As of right now, electric compact excavators (and electrified vehicles in general) are a small portion of construction vehicles used and are primarily for niche circumstances, namely those that necessitate low noise and emissions. But as DeHaven points out, there are other benefits for prospective buyers or renters of electric equipment, such as reduced maintenance and fuel costs.
What Are the Challenges?
The potential for electrified equipment like compact excavators to become the rule and not the exception stems from technology limitations.

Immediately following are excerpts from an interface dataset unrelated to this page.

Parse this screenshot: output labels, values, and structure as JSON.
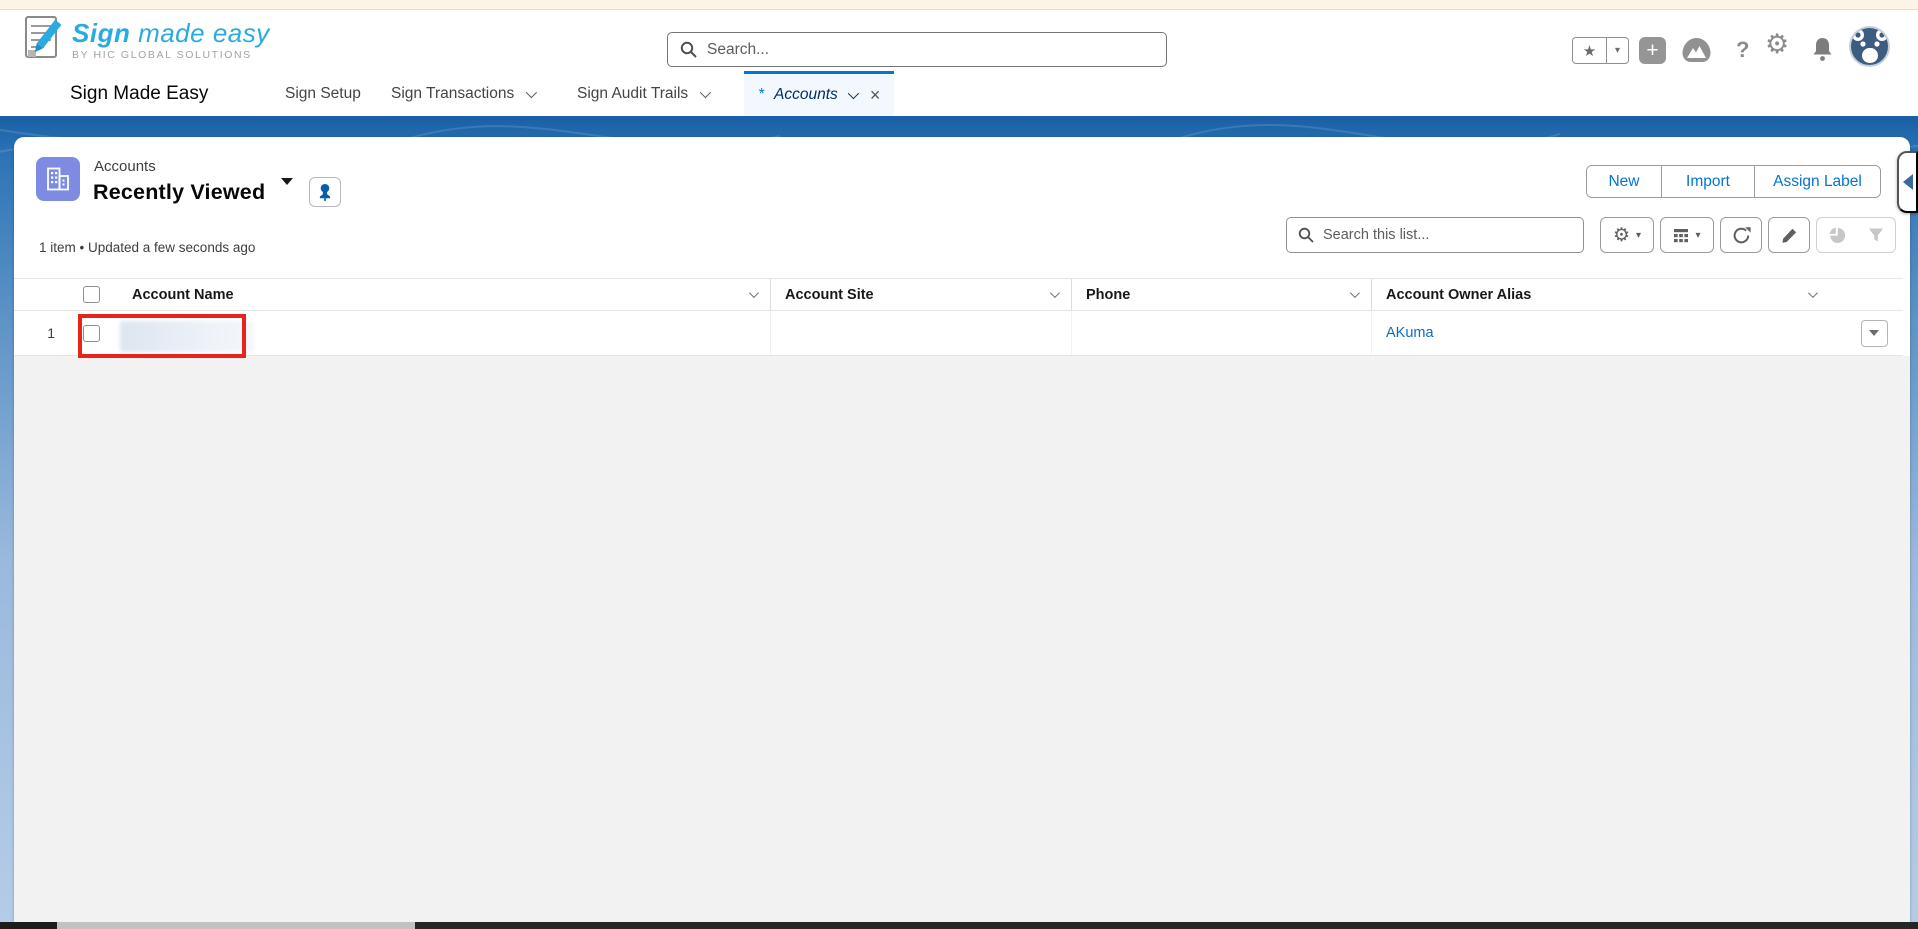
{
  "colors": {
    "brand_blue": "#29abe2",
    "accent_blue": "#0176d3",
    "link_blue": "#0b6cc4",
    "band_blue": "#2d74b6",
    "annotation_red": "#e8231d",
    "account_icon_purple": "#7d8be2",
    "active_tab_bg": "#f3f8fe",
    "avatar_navy": "#3e5c82",
    "top_strip_cream": "#fcf5e6"
  },
  "header": {
    "brand": {
      "emphasis": "Sign",
      "rest": " made easy",
      "tagline": "BY HIC GLOBAL SOLUTIONS"
    },
    "search_placeholder": "Search...",
    "icons": {
      "favorites": "★",
      "favorites_caret": "▾",
      "add": "+",
      "help": "?",
      "setup_gear": "⚙"
    }
  },
  "nav": {
    "app_name": "Sign Made Easy",
    "tabs": [
      {
        "label": "Sign Setup"
      },
      {
        "label": "Sign Transactions"
      },
      {
        "label": "Sign Audit Trails"
      },
      {
        "label": "Accounts",
        "dirty_marker": "*",
        "close_glyph": "×"
      }
    ]
  },
  "page": {
    "object_label": "Accounts",
    "list_view_name": "Recently Viewed",
    "actions": {
      "new": "New",
      "import": "Import",
      "assign_label": "Assign Label"
    },
    "status_text": "1 item • Updated a few seconds ago",
    "list_search_placeholder": "Search this list...",
    "toolbar_caret": "▾"
  },
  "table": {
    "columns": [
      {
        "label": "Account Name"
      },
      {
        "label": "Account Site"
      },
      {
        "label": "Phone"
      },
      {
        "label": "Account Owner Alias"
      }
    ],
    "rows": [
      {
        "row_number": "1",
        "account_name": "",
        "account_site": "",
        "phone": "",
        "account_owner_alias": "AKuma"
      }
    ]
  },
  "overlays": {
    "row_annotation": {
      "type": "red-box",
      "target": "row 1 account name (redacted)"
    }
  }
}
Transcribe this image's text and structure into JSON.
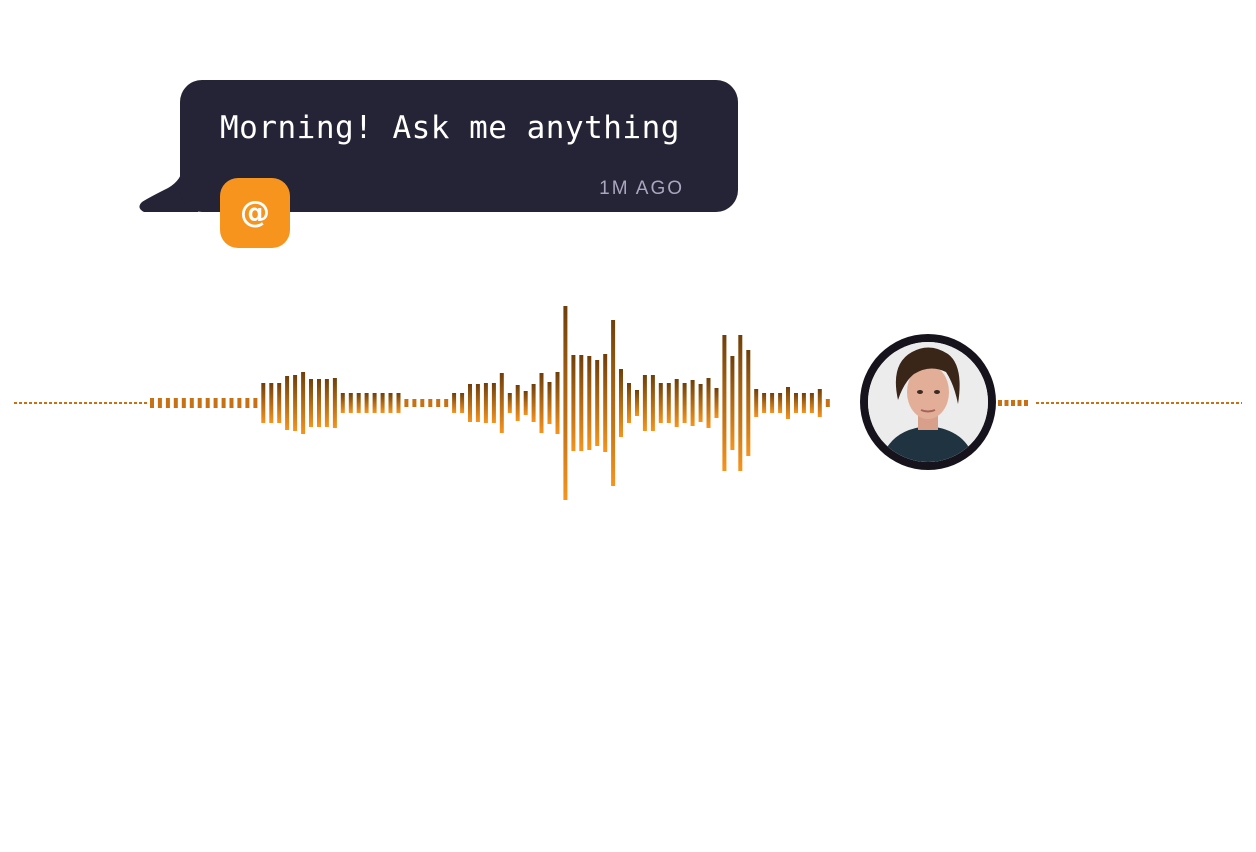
{
  "message": {
    "text": "Morning! Ask me anything",
    "time": "1M AGO"
  },
  "app_badge": {
    "glyph": "@",
    "icon": "at-sign-icon",
    "color": "#f7941d"
  },
  "bubble": {
    "color": "#252336"
  },
  "waveform": {
    "color_top": "#6e3f0a",
    "color_bottom": "#f7941d",
    "levels": [
      5,
      5,
      5,
      5,
      5,
      5,
      5,
      5,
      5,
      5,
      5,
      5,
      5,
      5,
      20,
      20,
      20,
      27,
      28,
      31,
      24,
      24,
      24,
      25,
      10,
      10,
      10,
      10,
      10,
      10,
      10,
      10,
      4,
      4,
      4,
      4,
      4,
      4,
      10,
      10,
      19,
      19,
      20,
      20,
      30,
      10,
      18,
      12,
      19,
      30,
      21,
      31,
      97,
      48,
      48,
      47,
      43,
      49,
      83,
      34,
      20,
      13,
      28,
      28,
      20,
      20,
      24,
      20,
      23,
      19,
      25,
      15,
      68,
      47,
      68,
      53,
      14,
      10,
      10,
      10,
      16,
      10,
      10,
      10,
      14,
      4
    ],
    "right_stub": [
      3,
      3,
      3,
      3,
      3
    ]
  },
  "avatar": {
    "icon": "user-avatar-icon",
    "ring_color": "#17131d"
  }
}
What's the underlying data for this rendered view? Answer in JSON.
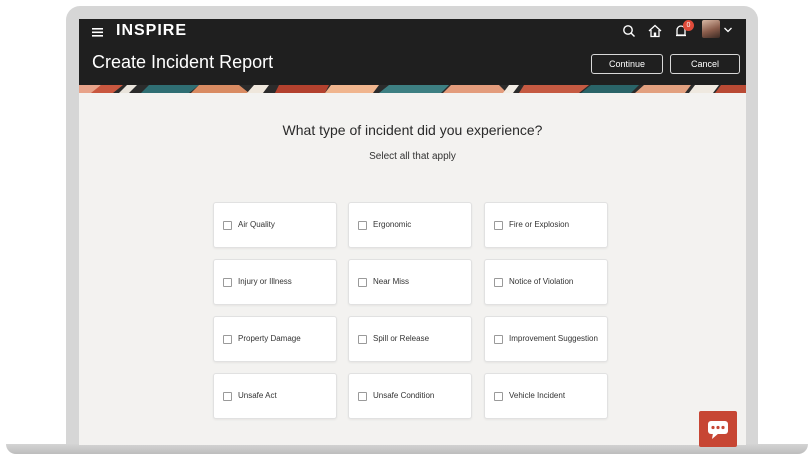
{
  "app": {
    "brand": "INSPIRE",
    "notification_count": "0"
  },
  "header": {
    "title": "Create Incident Report",
    "continue_label": "Continue",
    "cancel_label": "Cancel"
  },
  "form": {
    "question": "What type of incident did you experience?",
    "instruction": "Select all that apply",
    "options": [
      {
        "label": "Air Quality",
        "checked": false
      },
      {
        "label": "Ergonomic",
        "checked": false
      },
      {
        "label": "Fire or Explosion",
        "checked": false
      },
      {
        "label": "Injury or Illness",
        "checked": false
      },
      {
        "label": "Near Miss",
        "checked": false
      },
      {
        "label": "Notice of Violation",
        "checked": false
      },
      {
        "label": "Property Damage",
        "checked": false
      },
      {
        "label": "Spill or Release",
        "checked": false
      },
      {
        "label": "Improvement Suggestion",
        "checked": false
      },
      {
        "label": "Unsafe Act",
        "checked": false
      },
      {
        "label": "Unsafe Condition",
        "checked": false
      },
      {
        "label": "Vehicle Incident",
        "checked": false
      }
    ]
  },
  "icons": {
    "menu": "hamburger-icon",
    "search": "search-icon",
    "home": "home-icon",
    "notifications": "bell-icon",
    "avatar": "user-avatar",
    "chat": "chat-bubble-icon"
  },
  "colors": {
    "header_bg": "#1f1f1f",
    "accent": "#c74634",
    "badge": "#e04b3a",
    "page_bg": "#f3f2f0"
  }
}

It’s no secret that battery technology is a significant detriment to widespread implementation due to high cost, slow power intake (charging time) and capacity issues for functions demanding high power output, such as digging.
Consider that a recently released electric compact excavator claims to be fully charged in three hours and able to perform eight continuous operation hours. Comparing three hours of charging to the few minutes it takes to fill up a diesel tank, it’s easy to see why faster charging and longer operation are big hurdles to consideration of electrified equipment.
“Production of battery packs and components is simply more expensive than a tethered or diesel-powered equivalent,” says DeHaven. “That cost is offset when you consider the reduction in emissions and noise pollution. However, the initial startup is more than we’re all used to paying.”
In the end, it’s not a surprise that many feel as though electrified equipment is still years away from being a viable consideration with the high upfront costs and long return on investment. But as more jobs require low to no emissions of both pollutants and noise, electric vehicles will become more in demand, especially in the compact market — and, it would seem, starting with compact excavators.